- **What needs to be done**
Quote all of the data exactly as given. Skip every picture it contains.

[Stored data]
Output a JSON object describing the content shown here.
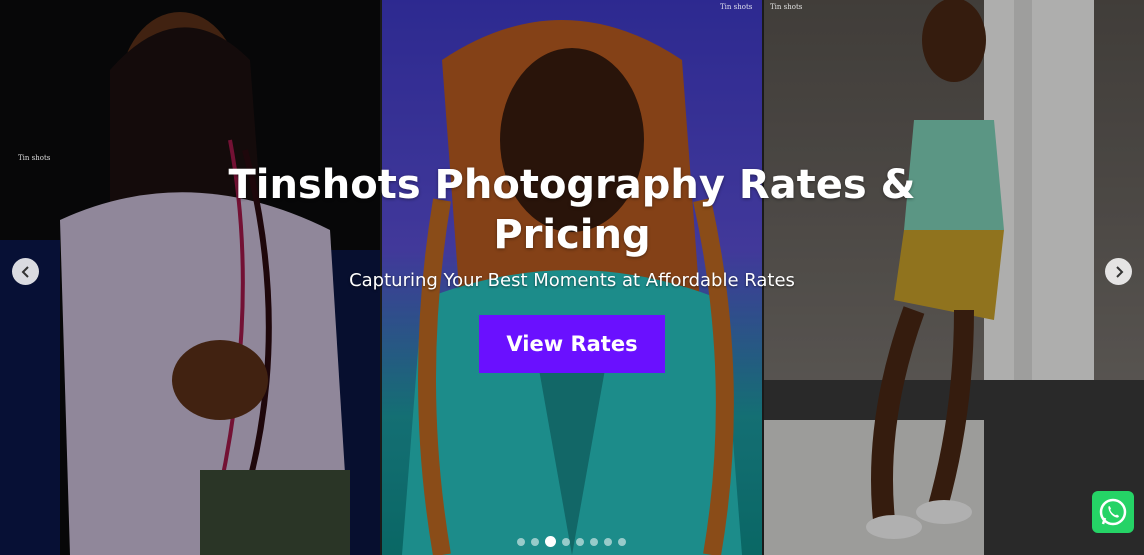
{
  "hero": {
    "title": "Tinshots Photography Rates & Pricing",
    "subtitle": "Capturing Your Best Moments at Affordable Rates",
    "cta_label": "View Rates",
    "slide_count": 8,
    "active_slide_index": 2
  },
  "images": [
    {
      "alt": "Woman in lavender t-shirt with braids"
    },
    {
      "alt": "Woman with copper braids in teal jacket"
    },
    {
      "alt": "Woman posing by white column"
    }
  ],
  "icons": {
    "prev": "chevron-left-icon",
    "next": "chevron-right-icon",
    "whatsapp": "whatsapp-icon"
  },
  "colors": {
    "cta": "#6a10ff",
    "whatsapp": "#25d366"
  }
}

- **Result of this task**
Output a JSON object describing the content shown here.
{
  "hero": {
    "title": "Tinshots Photography Rates & Pricing",
    "subtitle": "Capturing Your Best Moments at Affordable Rates",
    "cta_label": "View Rates",
    "slide_count": 8,
    "active_slide_index": 2
  },
  "images": [
    {
      "alt": "Woman in lavender t-shirt with braids"
    },
    {
      "alt": "Woman with copper braids in teal jacket"
    },
    {
      "alt": "Woman posing by white column"
    }
  ],
  "icons": {
    "prev": "chevron-left-icon",
    "next": "chevron-right-icon",
    "whatsapp": "whatsapp-icon"
  },
  "colors": {
    "cta": "#6a10ff",
    "whatsapp": "#25d366"
  }
}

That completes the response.